Okay. We've reached the end of this episode, and you know what that means: next steps and a little recap. Pull out your journal or open up a Google Doc and answer these questions if you want more clarity on whether or not you should change up your niche.  

Number one, ask yourself, “Is this new niche something I'm really interested in and want to do?” Jot down your answer. Number two, ask yourself, “Is there a demand for this niche? Can I make money with it? Can I add value to people? Do I have the 10 percent edge?” You likely have the 10 percent edge. So typically, when I ask this question, you don't need years and years and years of experience. You don't need to have been doing it for a long time and special certifications. You just need to have gotten results for yourself, hopefully more than once, or you've gotten results for somebody else as well, so now you feel proficient in teaching how you do it.  

And those of you who join me in Digital Course Academy, I just want to put it out there that I really spend a lot of time in that program teaching people how to teach. Just because you know your content doesn't mean you've ever taught it to somebody else. So if you've ever, like, thought, “I just don't know how I would teach it. I've never done that. I've only gotten results for myself,” I absolutely teach people how to teach inside of a digital course. I think it's something overlooked but very, very important. 
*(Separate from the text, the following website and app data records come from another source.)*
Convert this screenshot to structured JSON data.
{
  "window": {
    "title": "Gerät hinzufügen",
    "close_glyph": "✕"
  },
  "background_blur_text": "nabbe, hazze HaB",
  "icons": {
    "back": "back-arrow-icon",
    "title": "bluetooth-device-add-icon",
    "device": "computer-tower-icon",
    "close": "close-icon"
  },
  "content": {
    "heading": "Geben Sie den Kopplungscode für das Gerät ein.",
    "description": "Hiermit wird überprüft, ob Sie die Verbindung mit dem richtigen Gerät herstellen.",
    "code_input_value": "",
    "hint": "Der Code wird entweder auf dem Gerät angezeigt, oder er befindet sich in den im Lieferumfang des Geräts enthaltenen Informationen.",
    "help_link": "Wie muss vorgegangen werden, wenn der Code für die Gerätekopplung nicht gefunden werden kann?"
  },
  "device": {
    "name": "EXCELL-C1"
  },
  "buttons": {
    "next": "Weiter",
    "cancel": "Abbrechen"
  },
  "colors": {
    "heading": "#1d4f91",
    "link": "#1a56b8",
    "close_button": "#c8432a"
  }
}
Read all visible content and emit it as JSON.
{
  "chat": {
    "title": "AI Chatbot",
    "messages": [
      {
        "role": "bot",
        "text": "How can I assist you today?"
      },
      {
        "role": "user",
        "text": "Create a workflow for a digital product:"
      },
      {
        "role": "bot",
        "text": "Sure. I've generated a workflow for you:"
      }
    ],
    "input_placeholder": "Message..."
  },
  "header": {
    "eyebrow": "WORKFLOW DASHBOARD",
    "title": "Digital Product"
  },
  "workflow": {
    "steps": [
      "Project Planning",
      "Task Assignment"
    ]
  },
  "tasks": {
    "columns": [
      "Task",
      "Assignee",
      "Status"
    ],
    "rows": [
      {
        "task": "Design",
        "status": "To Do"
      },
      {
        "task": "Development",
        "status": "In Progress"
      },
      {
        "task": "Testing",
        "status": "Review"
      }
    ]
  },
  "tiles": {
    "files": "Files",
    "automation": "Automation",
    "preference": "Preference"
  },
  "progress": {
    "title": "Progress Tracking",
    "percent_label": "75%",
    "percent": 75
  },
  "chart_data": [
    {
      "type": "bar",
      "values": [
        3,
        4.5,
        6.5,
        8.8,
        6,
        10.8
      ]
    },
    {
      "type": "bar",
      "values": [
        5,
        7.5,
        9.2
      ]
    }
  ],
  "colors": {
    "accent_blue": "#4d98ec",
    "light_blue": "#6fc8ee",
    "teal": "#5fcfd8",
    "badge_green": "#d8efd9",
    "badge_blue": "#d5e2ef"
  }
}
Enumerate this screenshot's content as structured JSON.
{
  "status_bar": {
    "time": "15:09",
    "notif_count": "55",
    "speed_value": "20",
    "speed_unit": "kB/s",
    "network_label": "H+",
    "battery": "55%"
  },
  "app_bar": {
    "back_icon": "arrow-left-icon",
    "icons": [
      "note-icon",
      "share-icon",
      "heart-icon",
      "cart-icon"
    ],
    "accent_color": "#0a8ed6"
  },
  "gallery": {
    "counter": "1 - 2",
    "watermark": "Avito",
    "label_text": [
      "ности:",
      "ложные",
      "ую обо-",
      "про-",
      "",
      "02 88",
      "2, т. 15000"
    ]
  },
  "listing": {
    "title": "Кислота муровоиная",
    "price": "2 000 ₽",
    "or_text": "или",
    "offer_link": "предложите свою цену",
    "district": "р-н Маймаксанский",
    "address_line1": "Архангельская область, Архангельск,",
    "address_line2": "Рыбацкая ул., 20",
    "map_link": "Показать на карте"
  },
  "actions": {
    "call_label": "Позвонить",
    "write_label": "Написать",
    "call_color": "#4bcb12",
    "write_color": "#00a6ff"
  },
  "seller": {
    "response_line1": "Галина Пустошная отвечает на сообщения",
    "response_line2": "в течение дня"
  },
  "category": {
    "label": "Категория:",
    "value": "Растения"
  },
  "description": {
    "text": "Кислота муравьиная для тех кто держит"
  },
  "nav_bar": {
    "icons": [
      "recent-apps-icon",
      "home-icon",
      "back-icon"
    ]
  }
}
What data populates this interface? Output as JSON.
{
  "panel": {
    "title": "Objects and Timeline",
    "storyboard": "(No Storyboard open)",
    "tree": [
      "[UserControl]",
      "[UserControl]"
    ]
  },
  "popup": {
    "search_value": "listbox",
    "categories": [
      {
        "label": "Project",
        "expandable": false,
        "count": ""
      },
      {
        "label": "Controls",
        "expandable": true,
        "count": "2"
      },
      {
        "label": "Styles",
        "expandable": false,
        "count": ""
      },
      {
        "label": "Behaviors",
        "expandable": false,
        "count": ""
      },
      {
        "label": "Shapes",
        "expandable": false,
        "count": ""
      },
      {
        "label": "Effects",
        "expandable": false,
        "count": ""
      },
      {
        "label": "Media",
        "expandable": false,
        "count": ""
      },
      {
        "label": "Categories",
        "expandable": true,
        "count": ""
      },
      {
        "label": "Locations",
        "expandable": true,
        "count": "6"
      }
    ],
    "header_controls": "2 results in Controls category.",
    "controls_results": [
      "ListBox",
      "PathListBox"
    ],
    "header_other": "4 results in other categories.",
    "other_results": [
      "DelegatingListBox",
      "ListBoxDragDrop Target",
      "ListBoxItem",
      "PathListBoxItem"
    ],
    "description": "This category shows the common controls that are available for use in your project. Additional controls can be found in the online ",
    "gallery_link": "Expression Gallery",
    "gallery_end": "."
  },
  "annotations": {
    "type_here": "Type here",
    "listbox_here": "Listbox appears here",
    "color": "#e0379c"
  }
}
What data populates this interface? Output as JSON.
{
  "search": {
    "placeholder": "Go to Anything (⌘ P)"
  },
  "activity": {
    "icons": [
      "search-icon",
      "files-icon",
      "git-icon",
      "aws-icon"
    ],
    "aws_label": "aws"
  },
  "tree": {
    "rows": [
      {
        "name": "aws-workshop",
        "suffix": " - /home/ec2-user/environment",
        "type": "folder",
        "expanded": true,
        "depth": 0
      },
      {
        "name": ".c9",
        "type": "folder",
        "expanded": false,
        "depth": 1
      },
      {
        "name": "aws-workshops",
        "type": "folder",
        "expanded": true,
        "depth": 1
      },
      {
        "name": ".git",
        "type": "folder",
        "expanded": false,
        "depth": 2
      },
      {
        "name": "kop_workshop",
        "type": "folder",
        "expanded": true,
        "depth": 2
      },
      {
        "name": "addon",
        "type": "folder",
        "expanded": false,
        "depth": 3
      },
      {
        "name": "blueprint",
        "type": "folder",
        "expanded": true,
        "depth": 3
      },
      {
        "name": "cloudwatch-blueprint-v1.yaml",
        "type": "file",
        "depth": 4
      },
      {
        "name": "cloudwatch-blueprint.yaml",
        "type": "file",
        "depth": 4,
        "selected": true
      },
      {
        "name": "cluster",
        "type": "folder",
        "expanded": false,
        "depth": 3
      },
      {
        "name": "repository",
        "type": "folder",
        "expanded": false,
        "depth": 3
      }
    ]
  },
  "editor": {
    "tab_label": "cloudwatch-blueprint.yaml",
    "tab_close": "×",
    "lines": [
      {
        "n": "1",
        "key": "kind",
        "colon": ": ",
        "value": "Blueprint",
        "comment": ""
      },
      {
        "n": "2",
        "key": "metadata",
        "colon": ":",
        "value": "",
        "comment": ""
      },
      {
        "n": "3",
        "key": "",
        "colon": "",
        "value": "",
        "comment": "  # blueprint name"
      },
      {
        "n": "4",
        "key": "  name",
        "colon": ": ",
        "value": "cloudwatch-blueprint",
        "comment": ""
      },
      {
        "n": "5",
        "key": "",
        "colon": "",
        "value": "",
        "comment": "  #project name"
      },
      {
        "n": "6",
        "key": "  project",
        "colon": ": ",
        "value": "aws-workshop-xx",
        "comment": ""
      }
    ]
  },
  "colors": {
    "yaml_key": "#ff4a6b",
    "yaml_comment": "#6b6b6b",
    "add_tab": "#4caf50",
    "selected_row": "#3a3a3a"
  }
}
And then, another question you want to ask is, “Is this new niche related enough to your current one that you could bring in your audience with you on this new journey? Or do you need to build a new audience?” There's no right or wrong answer here, but you do need to be honest with yourself. “Do I need a new audience here, or can I use the audience I already have?” And if you are a graphic designer and you want to go into toddler sleep training, that is a new audience. You're not just going to say, “Hey, graphic-design audience. If you have a toddler, this is for you.” There's more work you're going to need to do than just that. You could do that, but that's, like, a tiny piece of building a bigger audience.  

And also, another question is, “Do I have more expertise in this area or equal expertise to people who are successful in it?” That's a dangerous question because I don't want you to compare yourself. But I guess where I'm going with that question is, “Am I proficient in this? Could I teach this? Have I gotten the results in a way that I feel confident to teach it? Or do I need to spend a little bit more time getting myself up to speed, a little bit more experience?” Just continue to think of that 10 percent edge.  

So spend some time with this, be honest with yourself, journal about it because this is a big decision, but I'm so glad I made those small tweaks along the way. And for me, because it wasn't a huge shift, I didn't have to make a big announcement that I was changing things up. It looked more like just a normal journey I was on versus something very jarring. So the ideal situation is it's not going to have to be super jarring. Maybe it will, but ideal situation is you can ease into this.  

All right, my friend. I hope you loved this Shorty episode and found value in it. Thank you so much for hanging out with me. If you know somebody who's kind of struggling with figuring out their niche, figuring out where they belong, and just kind of making it all come together, maybe this is the episode they need to listen to. So grab the link, and I'd be so grateful if you shared it with a friend.  

All right. I'll see you on Thursday for more entrepreneurial goodness, same time, same place. Bye for now.